Real estate leases have long represented a point of disagreement between accountants and financial analysts.
This disagreement was the primary reason why the London-headquartered International Accounting Standards Board (IASB) and the US Financial Accounting Standards Board (FASB) went separate ways in finalising lease accounting standards.
Figure 1. Lease Accounting Survey Report (October 2013)
For a very long time, real estate leases remained off-balance sheet in accounting and on-balance sheet in investor analysis. The investors’ argument is based on an economic assumption — that is, businesses operating for the foreseeable future need a real estate asset. A significant shift to the digital economy, however, has raised questions about the longevity of a bricks-and-mortar-only business. The impact of the coronavirus pandemic could further accelerate this shift.
Numerous bricks-and-mortar-only businesses may not survive the highly likely recession in 2020. And those that survive will have no other choice but to move on a war footing to join the digital economy. Therefore, a post-coronavirus normalisation will see lessees more determined to negotiate flexibility in lease contracts, and the overcapacity of commercial property could make landlords more willing to accept such demands.
Economically, real estate leases behave differently from debt obligations. Therefore, even in cases in which these are analytically adjusted as debt, these generally are referred to as “debt-like” obligations.
However, the online disruption has turned the economic assumption upside down.
A notable case study is Sears, founded in 1893 and was the dominant retailer in the United States. Its business idea of a mail catalog became the foundation of its growth story.

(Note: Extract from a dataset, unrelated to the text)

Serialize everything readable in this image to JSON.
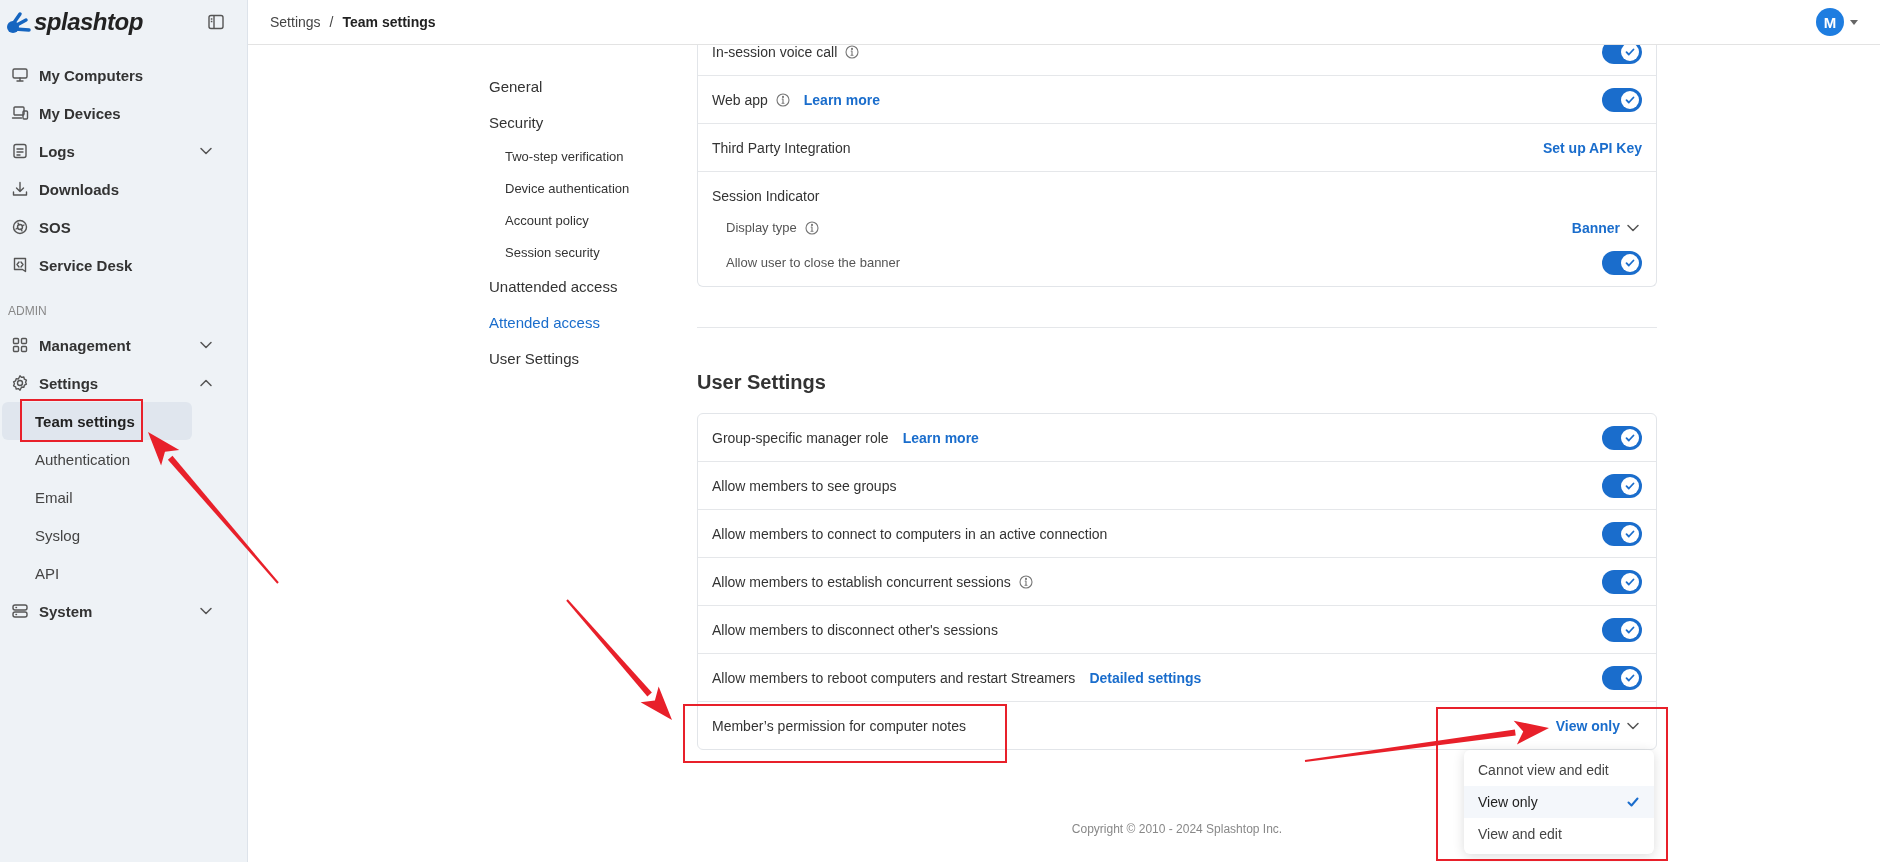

From the 1920s, Sears built its department stores and expanded outside its home country. From the 1950s to the 1970s, it expanded from suburban markets to malls. At its peak, it was selling everything from tools to houses. However, from the 1980s onward, Sears missed out on female consumers as an important demographic group, and new competition emerged from discount retailers (e.g., Walmart). The final hit came from online competition, and the group filed for insolvency in 2018.

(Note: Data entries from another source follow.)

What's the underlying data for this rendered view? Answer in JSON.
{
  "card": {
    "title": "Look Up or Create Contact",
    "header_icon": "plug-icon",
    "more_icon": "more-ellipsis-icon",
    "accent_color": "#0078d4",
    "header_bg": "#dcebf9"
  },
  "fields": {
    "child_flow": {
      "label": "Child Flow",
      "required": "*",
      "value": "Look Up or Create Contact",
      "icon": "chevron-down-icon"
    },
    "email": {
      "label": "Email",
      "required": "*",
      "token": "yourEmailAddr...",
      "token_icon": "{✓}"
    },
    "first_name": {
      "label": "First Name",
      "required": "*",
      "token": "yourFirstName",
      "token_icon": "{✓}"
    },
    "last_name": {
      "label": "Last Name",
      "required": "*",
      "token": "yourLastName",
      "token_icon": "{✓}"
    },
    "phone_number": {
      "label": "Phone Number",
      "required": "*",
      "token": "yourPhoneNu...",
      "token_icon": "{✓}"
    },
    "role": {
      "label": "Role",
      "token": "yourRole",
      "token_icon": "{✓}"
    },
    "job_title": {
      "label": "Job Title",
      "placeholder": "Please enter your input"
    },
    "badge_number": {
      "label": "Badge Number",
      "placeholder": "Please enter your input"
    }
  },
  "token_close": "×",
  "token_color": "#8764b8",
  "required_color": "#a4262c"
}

As one great business idea faded away, another replaced it. Ocado (a UK-based online grocery retailer) set up a business model based on its bet that online sales would rise as the tech-savvy younger population switched to purchasing groceries online. It made losses for a long time, but overnight, it became a key service provider to bricks-and-mortar retailers when Amazon announced its acquisition of grocery chain Whole Foods in June 2016. The legacy retailers realised that the digital economy was no longer a niche market. Ocado’s total return over the past five years captures its story as legacy businesses started signing up deals to get a foothold in the digital economy.
Figure 2. Ocado’s Total Return (2015–2020)
In a webinar hosted by Institute of Chartered Accountants of England and Wales (ICAEW), “IFRS 16 Leases — The Impact,” in May 2019, 389 finance professionals were asked two questions to gauge their assessment of whether struggling bricks-and-mortar retailers facing increased online sales coupled with the new leasing standard would see changes in future lease negotiations.
Figure 3. Changes in Future Lease Negotiations
In response to the first question, only 17% expected that changing economics and accounting standards would result in either significant modifications or decreased use of leases contracts.
In response to the second question, 96% of the participants mentioned that their shopping habits had changed.
The combined results could be explained with a cognitive bias. When things do not change for a long time, they are expected to remain the same. The survey responses confirmed the online shopping trend and the upcoming overcapacity problem for landlords.
An Intu Properties PLC press release in March 2020 noted the status before the impact of the pandemic:
The independent valuations of intu’s portfolio at 31 December 2019 delivered a valuation deficit of £2bn for 2019, a like-for-like decrease in value of 22% for the year and around 33% from the peak valuation in December 2017. Weak sentiment rather than hard transactional evidence has been the key driver in the valuation deficit with net initial yield (topped-up) increasing by 95 bps to 5.93%.
The recent COVID-19 lockdown has brought the global economy to a standstill. It has created new winners and losers. In the current crisis, players in the digital economy would come out as big winners.
According to a review of global retailers with combined revenue of around $5 trillion on FactSet, an annual rental cost of $136 billion was reported on 2018 financial statements. This amount accounts for about 2.7% of the combined turnover. For retailers earning less than $1 billion, the five-year average rental costs means 5.9% of turnover. Therefore, if sales remain depressed, the small retailers would be hit the hardest as the five-year average Earnings Before Interest and Tax (EBIT) margin was around 2.6%.
The lockdown, irrespective of how long it lasts, will:
- Accelerate a shift to online shopping for consumers;
- Force surviving retailers to aggressively pursue a shift to digital economy;
- Make businesses rethink their commitment to renting office spaces when modern technology could be used to chip away at this fixed cost; and
- Make businesses renew their lease contracts with maximum flexibility and link to the variability of store sales to reduce overall leverage.
WeWork may have been a bad business model for an intermediary. This important technology solution, however, may address the overcapacity issue for landlords. Significant shifts in consumer habits, the aging population, and increased gig-economy workers are creating a secular trend that will become increasingly prominent with the passage of time. If this is the case, then the commercial rental income could become more volatile and cyclical in the future.
Real Estate leases as operating leverage has technology back-up
The majority view and the underlying economic assumption may be coming to an end. The minority view to treat real estate leases as operating leverage now has the technology and macroeconomic changes on its side. Only the post-COVID-19 recovery will reveal whether these changes will happen in the near or the long term.
As technology-driven services replace unintelligent physical assets, these need to be captured both as an asset and as an obligation in accounting. Whether service obligation is an operating or financing leverage is a discussion for another day.
By Kazim Razvi, Director of Financial Reporting Policy at CFA Institute.
All posts are the opinion of the author. As such, they should not be construed as investment advice, nor do the opinions expressed necessarily reflect the views of CFA Institute or the author’s employer.
 IFRS 16 and US GAAP 842 Leases went into effect 1 January 2019. The new lease standards require real estate leases to be capitalized as debt on balance sheet.
Image Credit: © 2020 CFA Institute